  5. ^ Boese R, Maulitz AH, Stellberg P (1994). "Solid-State Borazine: Does it Deserve to be Entitled "Inorganic Benzene"?". Chemische Berichte. 127 (10): 1887–1889. doi:10.1002/cber.19941271011.
  6. ^ Shen W, Li M, Li F, Wang S (2007). "Theoretical study of borazine and its derivatives". Inorg. Chim. Acta. 360 (2): 619–624. doi:10.1016/j.ica.2006.08.028.
  7. ^ Santos JC, Tiznado W, Contreras R, Fuentealba P (January 2004). "Sigma-pi separation of the electron localization function and aromaticity". The Journal of Chemical Physics. 120 (4): 1670–3. Bibcode:2004JChPh.120.1670S. doi:10.1063/1.1635799. hdl:10533/175272. PMID 15268298.
  8. ^ Islas R, Chamorro E, Robles J, Heine T, Santos JC, Merino G (2007). "Borazine: to be or not to be aromatic". Struct.
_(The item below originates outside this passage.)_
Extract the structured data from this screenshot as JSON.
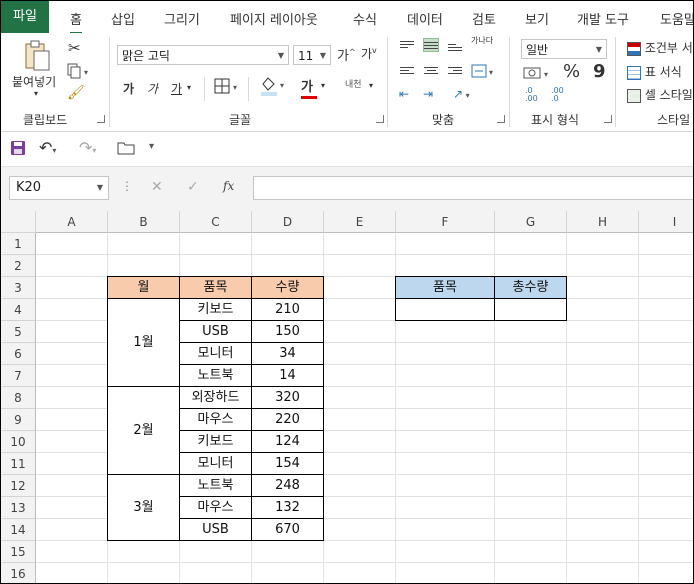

Chem. 18 (6): 833–839. doi:10.1007/s11224-007-9229-z. S2CID 95098134.
  9. ^ Kidambi PR, Blume R, Kling J, Wagner JB, Baehtz C, Weatherup RS, et al. (November 2014). "In Situ Observations during Chemical Vapor Deposition of Hexagonal Boron Nitride on Polycrystalline Copper". Chemistry of Materials. 26 (22): 6380–6392. doi:10.1021/cm502603n. PMC 4311958. PMID 25673919.
  10. ^ Kim G, Jang AR, Jeong HY, Lee Z, Kang DJ, Shin HS (April 2013). "Growth of high-crystalline, single-layer hexagonal boron nitride on recyclable platinum foil". Nano Letters. 13 (4): 1834–9. Bibcode:2013NanoL..13.1834K. doi:10.1021/nl400559s. PMID 23527543.
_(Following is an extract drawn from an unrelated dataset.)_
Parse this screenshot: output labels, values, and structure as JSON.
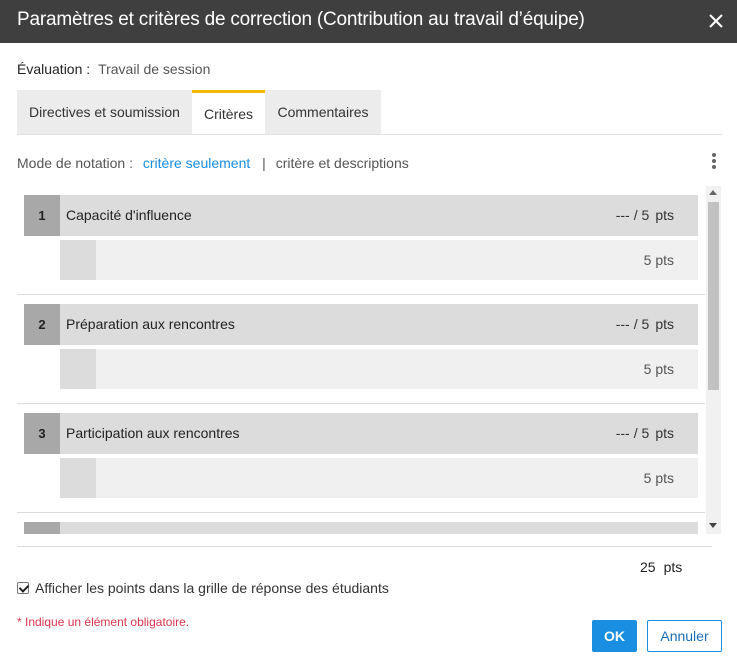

  11. ^ Chatterjee S, Luo Z, Acerce M, Yates DM, Johnson AT, Sneddon LG (2011-10-25). "Chemical Vapor Deposition of Boron Nitride Nanosheets on Metallic Substrates via Decaborane/Ammonia Reactions". Chemistry of Materials. 23 (20): 4414–4416. doi:10.1021/cm201955v. ISSN 0897-4756.
  12. ^ Caneva S, Weatherup RS, Bayer BC, Brennan B, Spencer SJ, Mingard K, et al. (March 2015). "Nucleation control for large, single crystalline domains of monolayer hexagonal boron nitride via Si-doped Fe catalysts". Nano Letters. 15 (3): 1867–75. Bibcode:2015NanoL..15.1867C. doi:10.1021/nl5046632. PMC 4358078. PMID 25664483.
  13. ^ Davis BL, Dixon DA, Garner EB, Gordon JC, Matus MH, Scott B, Stephens FH (2009). "Efficient regeneration of partially spent ammonia borane fuel". Angewandte Chemie. 48 (37): 6812–6. doi:10.1002/anie.200900680. OSTI 960522. PMID 19514023.
  14. ^ Koch EC, Klapötke TM (2012). "Boron-Based High Explosives". Propellants, Explosives, Pyrotechnics. 37 (3): 335–344. doi:10.1002/prep.201100157.
  15. ^ Kervyn S, Fenwick O, Di Stasio F, Shin YS, Wouters J, Accorsi G, et al. (June 2013). "Polymorphism, fluorescence, and optoelectronic properties of a borazine derivative". Chemistry: A European Journal. 19 (24): 7771–9. doi:10.1002/chem.201204598. PMID 23616404. S2CID 9774352.
  16. ^ Srivastava AK, Misra N (2015). "Introducing "carborazine" as a novel heterocyclic aromatic species". New Journal of Chemistry. 39 (4): 2483–2488. doi:10.1039/c4nj02089h. S2CID 94792421.
  17. ^ Bonifazi D, Fasano F, Lorenzo-Garcia MM, Marinelli D, Oubaha H, Tasseroul J (October 2015). "Boron-nitrogen doped carbon scaffolding: organic chemistry, self-assembly and materials applications of borazine and its derivatives". Chemical Communications. 51 (83): 15222–36. doi:10.1039/C5CC06611E. PMID 26411675.

Further reading[edit]

External links[edit]

Media related to borazine at Wikimedia Commons